== Brief ==
All entries are to be copied exactly, with pictures removed.

== Records for this task ==
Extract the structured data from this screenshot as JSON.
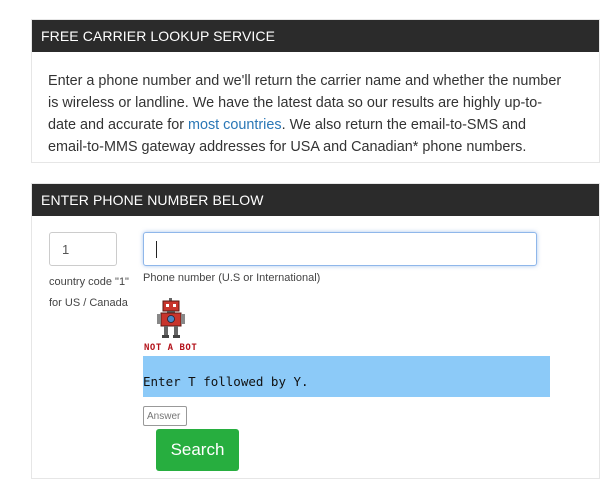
{
  "panel1": {
    "header": "FREE CARRIER LOOKUP SERVICE",
    "text_before_link": "Enter a phone number and we'll return the carrier name and whether the number is wireless or landline. We have the latest data so our results are highly up-to-date and accurate for ",
    "link": "most countries",
    "text_after_link": ". We also return the email-to-SMS and email-to-MMS gateway addresses for USA and Canadian* phone numbers."
  },
  "panel2": {
    "header": "ENTER PHONE NUMBER BELOW",
    "country_code_value": "1",
    "country_code_help": "country code \"1\" for US / Canada",
    "phone_value": "",
    "phone_label": "Phone number (U.S or International)",
    "robot_caption": "NOT A BOT",
    "captcha_prompt": "Enter T followed by Y.",
    "answer_placeholder": "Answer",
    "search_label": "Search"
  },
  "colors": {
    "header_bg": "#2b2b2b",
    "link": "#2a77b6",
    "captcha_bg": "#8ccaf8",
    "search_button": "#27ae3f"
  },
  "icons": [
    "robot-icon"
  ]
}
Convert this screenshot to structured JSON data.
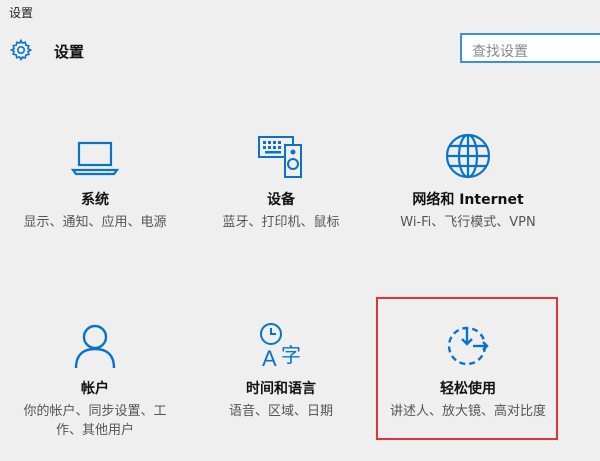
{
  "window": {
    "title": "设置"
  },
  "header": {
    "title": "设置",
    "icon": "gear-icon"
  },
  "search": {
    "placeholder": "查找设置"
  },
  "accent_color": "#0a73c9",
  "highlight_color": "#e03434",
  "tiles": [
    {
      "name": "系统",
      "desc": "显示、通知、应用、电源",
      "icon": "laptop-icon"
    },
    {
      "name": "设备",
      "desc": "蓝牙、打印机、鼠标",
      "icon": "devices-icon"
    },
    {
      "name": "网络和 Internet",
      "desc": "Wi-Fi、飞行模式、VPN",
      "icon": "globe-icon"
    },
    {
      "name": "帐户",
      "desc": "你的帐户、同步设置、工作、其他用户",
      "icon": "person-icon"
    },
    {
      "name": "时间和语言",
      "desc": "语音、区域、日期",
      "icon": "time-language-icon"
    },
    {
      "name": "轻松使用",
      "desc": "讲述人、放大镜、高对比度",
      "icon": "ease-of-access-icon",
      "highlighted": true
    }
  ]
}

== Task response ==
Extract the structured data from this screenshot as JSON.
{
  "panel1": {
    "header": "FREE CARRIER LOOKUP SERVICE",
    "text_before_link": "Enter a phone number and we'll return the carrier name and whether the number is wireless or landline. We have the latest data so our results are highly up-to-date and accurate for ",
    "link": "most countries",
    "text_after_link": ". We also return the email-to-SMS and email-to-MMS gateway addresses for USA and Canadian* phone numbers."
  },
  "panel2": {
    "header": "ENTER PHONE NUMBER BELOW",
    "country_code_value": "1",
    "country_code_help": "country code \"1\" for US / Canada",
    "phone_value": "",
    "phone_label": "Phone number (U.S or International)",
    "robot_caption": "NOT A BOT",
    "captcha_prompt": "Enter T followed by Y.",
    "answer_placeholder": "Answer",
    "search_label": "Search"
  },
  "colors": {
    "header_bg": "#2b2b2b",
    "link": "#2a77b6",
    "captcha_bg": "#8ccaf8",
    "search_button": "#27ae3f"
  },
  "icons": [
    "robot-icon"
  ]
}
Convert this screenshot to structured JSON data.
{
  "window": {
    "title": "设置"
  },
  "header": {
    "title": "设置",
    "icon": "gear-icon"
  },
  "search": {
    "placeholder": "查找设置"
  },
  "accent_color": "#0a73c9",
  "highlight_color": "#e03434",
  "tiles": [
    {
      "name": "系统",
      "desc": "显示、通知、应用、电源",
      "icon": "laptop-icon"
    },
    {
      "name": "设备",
      "desc": "蓝牙、打印机、鼠标",
      "icon": "devices-icon"
    },
    {
      "name": "网络和 Internet",
      "desc": "Wi-Fi、飞行模式、VPN",
      "icon": "globe-icon"
    },
    {
      "name": "帐户",
      "desc": "你的帐户、同步设置、工作、其他用户",
      "icon": "person-icon"
    },
    {
      "name": "时间和语言",
      "desc": "语音、区域、日期",
      "icon": "time-language-icon"
    },
    {
      "name": "轻松使用",
      "desc": "讲述人、放大镜、高对比度",
      "icon": "ease-of-access-icon",
      "highlighted": true
    }
  ]
}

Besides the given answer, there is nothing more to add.